─── Source data ───

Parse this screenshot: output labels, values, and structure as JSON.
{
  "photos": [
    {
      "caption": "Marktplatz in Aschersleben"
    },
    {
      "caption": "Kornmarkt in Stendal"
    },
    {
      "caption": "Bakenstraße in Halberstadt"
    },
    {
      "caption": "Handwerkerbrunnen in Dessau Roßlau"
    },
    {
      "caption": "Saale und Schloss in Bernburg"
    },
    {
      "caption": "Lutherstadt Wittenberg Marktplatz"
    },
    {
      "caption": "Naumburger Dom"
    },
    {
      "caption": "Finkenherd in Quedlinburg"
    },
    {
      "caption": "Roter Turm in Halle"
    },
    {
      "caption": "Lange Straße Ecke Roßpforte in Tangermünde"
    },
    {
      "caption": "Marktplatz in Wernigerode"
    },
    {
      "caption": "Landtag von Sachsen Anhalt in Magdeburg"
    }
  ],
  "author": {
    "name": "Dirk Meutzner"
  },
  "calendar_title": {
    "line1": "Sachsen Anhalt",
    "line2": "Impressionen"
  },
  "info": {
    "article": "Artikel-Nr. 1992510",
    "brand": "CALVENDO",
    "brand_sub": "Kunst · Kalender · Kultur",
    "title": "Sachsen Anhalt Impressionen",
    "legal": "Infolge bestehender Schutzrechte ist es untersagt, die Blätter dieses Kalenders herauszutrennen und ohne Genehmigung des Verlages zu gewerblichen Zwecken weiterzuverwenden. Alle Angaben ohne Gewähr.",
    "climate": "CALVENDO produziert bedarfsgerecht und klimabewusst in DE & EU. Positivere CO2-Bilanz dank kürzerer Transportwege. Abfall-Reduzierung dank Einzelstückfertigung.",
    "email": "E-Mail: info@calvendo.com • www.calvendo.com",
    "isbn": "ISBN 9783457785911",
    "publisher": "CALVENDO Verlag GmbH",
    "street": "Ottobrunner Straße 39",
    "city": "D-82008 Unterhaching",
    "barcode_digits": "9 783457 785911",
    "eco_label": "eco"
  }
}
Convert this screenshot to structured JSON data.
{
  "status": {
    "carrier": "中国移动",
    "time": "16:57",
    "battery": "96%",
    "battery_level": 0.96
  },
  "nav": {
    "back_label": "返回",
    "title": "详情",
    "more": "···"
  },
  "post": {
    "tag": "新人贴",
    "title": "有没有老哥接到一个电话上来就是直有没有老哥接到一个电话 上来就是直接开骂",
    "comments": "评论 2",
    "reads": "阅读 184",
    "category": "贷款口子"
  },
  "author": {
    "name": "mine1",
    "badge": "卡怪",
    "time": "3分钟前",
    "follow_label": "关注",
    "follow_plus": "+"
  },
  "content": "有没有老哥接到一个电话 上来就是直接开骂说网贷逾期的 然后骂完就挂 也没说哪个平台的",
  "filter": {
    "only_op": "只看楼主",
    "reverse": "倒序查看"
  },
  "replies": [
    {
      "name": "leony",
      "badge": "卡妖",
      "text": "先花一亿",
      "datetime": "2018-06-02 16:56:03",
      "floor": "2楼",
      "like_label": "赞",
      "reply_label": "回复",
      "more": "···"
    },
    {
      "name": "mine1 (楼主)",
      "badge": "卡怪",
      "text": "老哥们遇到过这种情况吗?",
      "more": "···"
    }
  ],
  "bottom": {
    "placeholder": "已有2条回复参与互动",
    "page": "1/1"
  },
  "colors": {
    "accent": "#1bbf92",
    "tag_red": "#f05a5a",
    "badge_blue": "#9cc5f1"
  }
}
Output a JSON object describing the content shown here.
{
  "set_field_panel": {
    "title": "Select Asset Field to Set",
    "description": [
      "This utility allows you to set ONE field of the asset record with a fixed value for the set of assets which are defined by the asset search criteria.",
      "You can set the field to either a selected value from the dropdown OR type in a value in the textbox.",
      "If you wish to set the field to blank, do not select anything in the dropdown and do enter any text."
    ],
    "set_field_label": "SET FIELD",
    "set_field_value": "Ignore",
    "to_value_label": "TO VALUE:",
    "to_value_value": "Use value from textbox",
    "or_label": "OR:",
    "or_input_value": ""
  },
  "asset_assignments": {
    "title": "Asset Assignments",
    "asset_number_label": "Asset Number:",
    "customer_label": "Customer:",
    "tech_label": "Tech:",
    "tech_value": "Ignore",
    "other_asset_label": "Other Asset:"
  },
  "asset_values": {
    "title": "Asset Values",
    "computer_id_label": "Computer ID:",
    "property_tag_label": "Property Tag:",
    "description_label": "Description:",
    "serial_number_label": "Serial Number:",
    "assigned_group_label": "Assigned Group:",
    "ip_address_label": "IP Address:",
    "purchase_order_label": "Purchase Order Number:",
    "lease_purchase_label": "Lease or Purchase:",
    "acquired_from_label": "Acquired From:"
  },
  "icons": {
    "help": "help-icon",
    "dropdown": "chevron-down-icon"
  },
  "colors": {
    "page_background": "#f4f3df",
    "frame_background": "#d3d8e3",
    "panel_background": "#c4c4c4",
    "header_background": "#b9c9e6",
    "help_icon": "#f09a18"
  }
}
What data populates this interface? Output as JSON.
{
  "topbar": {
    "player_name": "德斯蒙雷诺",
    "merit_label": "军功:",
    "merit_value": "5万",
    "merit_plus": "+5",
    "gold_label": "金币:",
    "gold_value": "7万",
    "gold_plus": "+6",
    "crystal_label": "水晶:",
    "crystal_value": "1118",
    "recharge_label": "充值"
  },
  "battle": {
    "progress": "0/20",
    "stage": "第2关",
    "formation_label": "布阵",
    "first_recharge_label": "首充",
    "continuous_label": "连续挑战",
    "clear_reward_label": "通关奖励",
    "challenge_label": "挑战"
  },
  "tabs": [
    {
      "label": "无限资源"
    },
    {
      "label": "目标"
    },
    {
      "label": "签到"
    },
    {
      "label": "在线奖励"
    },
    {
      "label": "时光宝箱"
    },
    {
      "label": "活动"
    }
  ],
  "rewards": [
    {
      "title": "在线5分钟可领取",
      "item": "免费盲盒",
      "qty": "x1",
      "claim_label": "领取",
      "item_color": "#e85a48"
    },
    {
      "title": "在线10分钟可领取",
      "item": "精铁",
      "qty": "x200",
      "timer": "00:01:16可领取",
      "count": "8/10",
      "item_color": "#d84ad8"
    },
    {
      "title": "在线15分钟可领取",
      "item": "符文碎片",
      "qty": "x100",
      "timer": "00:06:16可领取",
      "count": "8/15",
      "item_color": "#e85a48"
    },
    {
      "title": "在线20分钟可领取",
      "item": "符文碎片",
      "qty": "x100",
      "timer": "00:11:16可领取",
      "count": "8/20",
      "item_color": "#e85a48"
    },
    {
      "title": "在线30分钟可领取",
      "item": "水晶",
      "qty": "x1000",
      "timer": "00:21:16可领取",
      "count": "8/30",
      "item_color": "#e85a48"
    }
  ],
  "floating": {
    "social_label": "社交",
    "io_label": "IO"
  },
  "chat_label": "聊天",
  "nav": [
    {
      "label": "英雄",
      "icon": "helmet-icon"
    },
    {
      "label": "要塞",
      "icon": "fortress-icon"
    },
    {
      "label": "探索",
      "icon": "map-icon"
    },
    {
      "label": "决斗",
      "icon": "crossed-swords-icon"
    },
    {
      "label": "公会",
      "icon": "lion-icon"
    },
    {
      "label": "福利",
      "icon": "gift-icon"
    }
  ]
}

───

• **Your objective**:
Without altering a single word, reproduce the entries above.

• **Result below**:
Parse this screenshot: output labels, values, and structure as JSON.
{
  "photos": [
    {
      "caption": "Marktplatz in Aschersleben"
    },
    {
      "caption": "Kornmarkt in Stendal"
    },
    {
      "caption": "Bakenstraße in Halberstadt"
    },
    {
      "caption": "Handwerkerbrunnen in Dessau Roßlau"
    },
    {
      "caption": "Saale und Schloss in Bernburg"
    },
    {
      "caption": "Lutherstadt Wittenberg Marktplatz"
    },
    {
      "caption": "Naumburger Dom"
    },
    {
      "caption": "Finkenherd in Quedlinburg"
    },
    {
      "caption": "Roter Turm in Halle"
    },
    {
      "caption": "Lange Straße Ecke Roßpforte in Tangermünde"
    },
    {
      "caption": "Marktplatz in Wernigerode"
    },
    {
      "caption": "Landtag von Sachsen Anhalt in Magdeburg"
    }
  ],
  "author": {
    "name": "Dirk Meutzner"
  },
  "calendar_title": {
    "line1": "Sachsen Anhalt",
    "line2": "Impressionen"
  },
  "info": {
    "article": "Artikel-Nr. 1992510",
    "brand": "CALVENDO",
    "brand_sub": "Kunst · Kalender · Kultur",
    "title": "Sachsen Anhalt Impressionen",
    "legal": "Infolge bestehender Schutzrechte ist es untersagt, die Blätter dieses Kalenders herauszutrennen und ohne Genehmigung des Verlages zu gewerblichen Zwecken weiterzuverwenden. Alle Angaben ohne Gewähr.",
    "climate": "CALVENDO produziert bedarfsgerecht und klimabewusst in DE & EU. Positivere CO2-Bilanz dank kürzerer Transportwege. Abfall-Reduzierung dank Einzelstückfertigung.",
    "email": "E-Mail: info@calvendo.com • www.calvendo.com",
    "isbn": "ISBN 9783457785911",
    "publisher": "CALVENDO Verlag GmbH",
    "street": "Ottobrunner Straße 39",
    "city": "D-82008 Unterhaching",
    "barcode_digits": "9 783457 785911",
    "eco_label": "eco"
  }
}
Convert this screenshot to structured JSON data.
{
  "status": {
    "carrier": "中国移动",
    "time": "16:57",
    "battery": "96%",
    "battery_level": 0.96
  },
  "nav": {
    "back_label": "返回",
    "title": "详情",
    "more": "···"
  },
  "post": {
    "tag": "新人贴",
    "title": "有没有老哥接到一个电话上来就是直有没有老哥接到一个电话 上来就是直接开骂",
    "comments": "评论 2",
    "reads": "阅读 184",
    "category": "贷款口子"
  },
  "author": {
    "name": "mine1",
    "badge": "卡怪",
    "time": "3分钟前",
    "follow_label": "关注",
    "follow_plus": "+"
  },
  "content": "有没有老哥接到一个电话 上来就是直接开骂说网贷逾期的 然后骂完就挂 也没说哪个平台的",
  "filter": {
    "only_op": "只看楼主",
    "reverse": "倒序查看"
  },
  "replies": [
    {
      "name": "leony",
      "badge": "卡妖",
      "text": "先花一亿",
      "datetime": "2018-06-02 16:56:03",
      "floor": "2楼",
      "like_label": "赞",
      "reply_label": "回复",
      "more": "···"
    },
    {
      "name": "mine1 (楼主)",
      "badge": "卡怪",
      "text": "老哥们遇到过这种情况吗?",
      "more": "···"
    }
  ],
  "bottom": {
    "placeholder": "已有2条回复参与互动",
    "page": "1/1"
  },
  "colors": {
    "accent": "#1bbf92",
    "tag_red": "#f05a5a",
    "badge_blue": "#9cc5f1"
  }
}
Output a JSON object describing the content shown here.
{
  "set_field_panel": {
    "title": "Select Asset Field to Set",
    "description": [
      "This utility allows you to set ONE field of the asset record with a fixed value for the set of assets which are defined by the asset search criteria.",
      "You can set the field to either a selected value from the dropdown OR type in a value in the textbox.",
      "If you wish to set the field to blank, do not select anything in the dropdown and do enter any text."
    ],
    "set_field_label": "SET FIELD",
    "set_field_value": "Ignore",
    "to_value_label": "TO VALUE:",
    "to_value_value": "Use value from textbox",
    "or_label": "OR:",
    "or_input_value": ""
  },
  "asset_assignments": {
    "title": "Asset Assignments",
    "asset_number_label": "Asset Number:",
    "customer_label": "Customer:",
    "tech_label": "Tech:",
    "tech_value": "Ignore",
    "other_asset_label": "Other Asset:"
  },
  "asset_values": {
    "title": "Asset Values",
    "computer_id_label": "Computer ID:",
    "property_tag_label": "Property Tag:",
    "description_label": "Description:",
    "serial_number_label": "Serial Number:",
    "assigned_group_label": "Assigned Group:",
    "ip_address_label": "IP Address:",
    "purchase_order_label": "Purchase Order Number:",
    "lease_purchase_label": "Lease or Purchase:",
    "acquired_from_label": "Acquired From:"
  },
  "icons": {
    "help": "help-icon",
    "dropdown": "chevron-down-icon"
  },
  "colors": {
    "page_background": "#f4f3df",
    "frame_background": "#d3d8e3",
    "panel_background": "#c4c4c4",
    "header_background": "#b9c9e6",
    "help_icon": "#f09a18"
  }
}
What data populates this interface? Output as JSON.
{
  "topbar": {
    "player_name": "德斯蒙雷诺",
    "merit_label": "军功:",
    "merit_value": "5万",
    "merit_plus": "+5",
    "gold_label": "金币:",
    "gold_value": "7万",
    "gold_plus": "+6",
    "crystal_label": "水晶:",
    "crystal_value": "1118",
    "recharge_label": "充值"
  },
  "battle": {
    "progress": "0/20",
    "stage": "第2关",
    "formation_label": "布阵",
    "first_recharge_label": "首充",
    "continuous_label": "连续挑战",
    "clear_reward_label": "通关奖励",
    "challenge_label": "挑战"
  },
  "tabs": [
    {
      "label": "无限资源"
    },
    {
      "label": "目标"
    },
    {
      "label": "签到"
    },
    {
      "label": "在线奖励"
    },
    {
      "label": "时光宝箱"
    },
    {
      "label": "活动"
    }
  ],
  "rewards": [
    {
      "title": "在线5分钟可领取",
      "item": "免费盲盒",
      "qty": "x1",
      "claim_label": "领取",
      "item_color": "#e85a48"
    },
    {
      "title": "在线10分钟可领取",
      "item": "精铁",
      "qty": "x200",
      "timer": "00:01:16可领取",
      "count": "8/10",
      "item_color": "#d84ad8"
    },
    {
      "title": "在线15分钟可领取",
      "item": "符文碎片",
      "qty": "x100",
      "timer": "00:06:16可领取",
      "count": "8/15",
      "item_color": "#e85a48"
    },
    {
      "title": "在线20分钟可领取",
      "item": "符文碎片",
      "qty": "x100",
      "timer": "00:11:16可领取",
      "count": "8/20",
      "item_color": "#e85a48"
    },
    {
      "title": "在线30分钟可领取",
      "item": "水晶",
      "qty": "x1000",
      "timer": "00:21:16可领取",
      "count": "8/30",
      "item_color": "#e85a48"
    }
  ],
  "floating": {
    "social_label": "社交",
    "io_label": "IO"
  },
  "chat_label": "聊天",
  "nav": [
    {
      "label": "英雄",
      "icon": "helmet-icon"
    },
    {
      "label": "要塞",
      "icon": "fortress-icon"
    },
    {
      "label": "探索",
      "icon": "map-icon"
    },
    {
      "label": "决斗",
      "icon": "crossed-swords-icon"
    },
    {
      "label": "公会",
      "icon": "lion-icon"
    },
    {
      "label": "福利",
      "icon": "gift-icon"
    }
  ]
}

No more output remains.